Look for the word "icon" in the material below. Copy each line that has it.
[Source data — start]
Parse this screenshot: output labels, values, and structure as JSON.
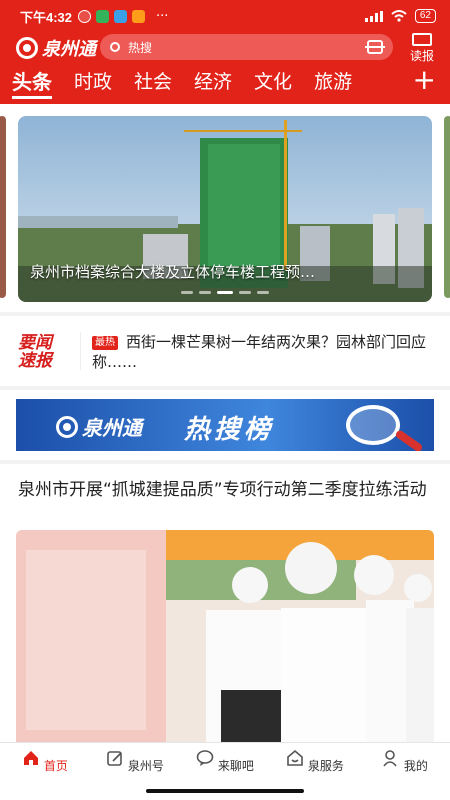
{
  "status_bar": {
    "time": "下午4:32",
    "more": "···",
    "battery": "62"
  },
  "header": {
    "logo_text": "泉州通",
    "search_placeholder": "热搜",
    "read_label": "读报"
  },
  "tabs": [
    {
      "label": "头条",
      "active": true
    },
    {
      "label": "时政",
      "active": false
    },
    {
      "label": "社会",
      "active": false
    },
    {
      "label": "经济",
      "active": false
    },
    {
      "label": "文化",
      "active": false
    },
    {
      "label": "旅游",
      "active": false
    }
  ],
  "add_tab_label": "+",
  "banner": {
    "caption": "泉州市档案综合大楼及立体停车楼工程预…",
    "slide_count": 5,
    "active_slide": 3
  },
  "news_ticker": {
    "brand_line1": "要闻",
    "brand_line2": "速报",
    "tag": "最热",
    "text": "西街一棵芒果树一年结两次果？园林部门回应称……"
  },
  "hot_banner": {
    "logo_text": "泉州通",
    "headline": "热搜榜"
  },
  "article": {
    "title": "泉州市开展“抓城建提品质”专项行动第二季度拉练活动"
  },
  "bottom_nav": [
    {
      "label": "首页",
      "icon": "home-icon",
      "active": true
    },
    {
      "label": "泉州号",
      "icon": "edit-icon",
      "active": false
    },
    {
      "label": "来聊吧",
      "icon": "chat-icon",
      "active": false
    },
    {
      "label": "泉服务",
      "icon": "service-icon",
      "active": false
    },
    {
      "label": "我的",
      "icon": "profile-icon",
      "active": false
    }
  ],
  "colors": {
    "brand_red": "#e2231a",
    "hot_blue": "#2b66c4"
  }
}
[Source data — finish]
__Output for this task__:
      "icon": "home-icon",
      "icon": "edit-icon",
      "icon": "chat-icon",
      "icon": "service-icon",
      "icon": "profile-icon",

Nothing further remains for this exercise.